Oral Presentation Society for Molecular Biology and Evolution Conference 2016

Decay of Accuracy of Genomic Prediction with Genetic Distance (#227)

David J Balding 1 , Marco Scutari 2 , Ian McKay 3
  1. University of Melbourne, University Of Melbourne, VIC, Australia
  2. Oxford University, Oxford
  3. NIAB, Cambridge

Statistical models used for the prediction of quantitative traits from high-density genomic data are usually tested using cross-validation, which implicitly assumes that new individuals (whose phenotypes we would like to predict) originate from the same population that the genomic prediction model is trained on.  However in many settings models trained in one population are used to predict phenotypes in different populations.  We investigate the decay of predictive accuracy as the genetic distance between the training and target populations increases.   We do this using clustering and resampling to construct a sequence of target populations of increasing genetic distance from the training population.  We find that the correlation between true and predicted values decays approximately linearly with respect to FST (or mean kinship) between the training and the target populations.
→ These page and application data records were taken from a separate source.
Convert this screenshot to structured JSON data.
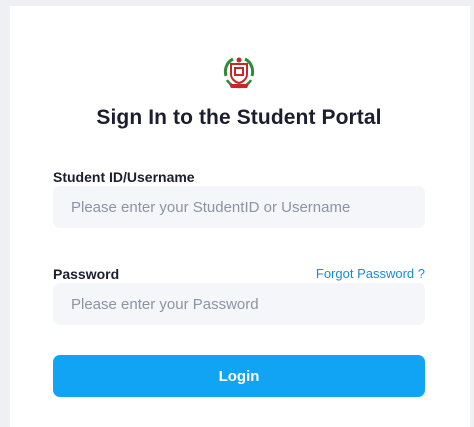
{
  "login_form": {
    "title": "Sign In to the Student Portal",
    "username_label": "Student ID/Username",
    "username_placeholder": "Please enter your StudentID or Username",
    "username_value": "",
    "password_label": "Password",
    "password_placeholder": "Please enter your Password",
    "password_value": "",
    "forgot_password_label": "Forgot Password ?",
    "login_button_label": "Login"
  },
  "logo": {
    "icon": "school-crest-icon"
  },
  "colors": {
    "accent": "#11a4f4",
    "link": "#1a8ad6",
    "title_text": "#1b1e2e",
    "input_background": "#f4f6fa",
    "page_background": "#eef0f4"
  }
}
We illustrate this relationship using data sets from mice, wheat and humans.  In addition to analysis of real-world data, we apply our approach to a simulated multi-generation genomic selection experiment and to simulated phenotypes using worldwide human genome data.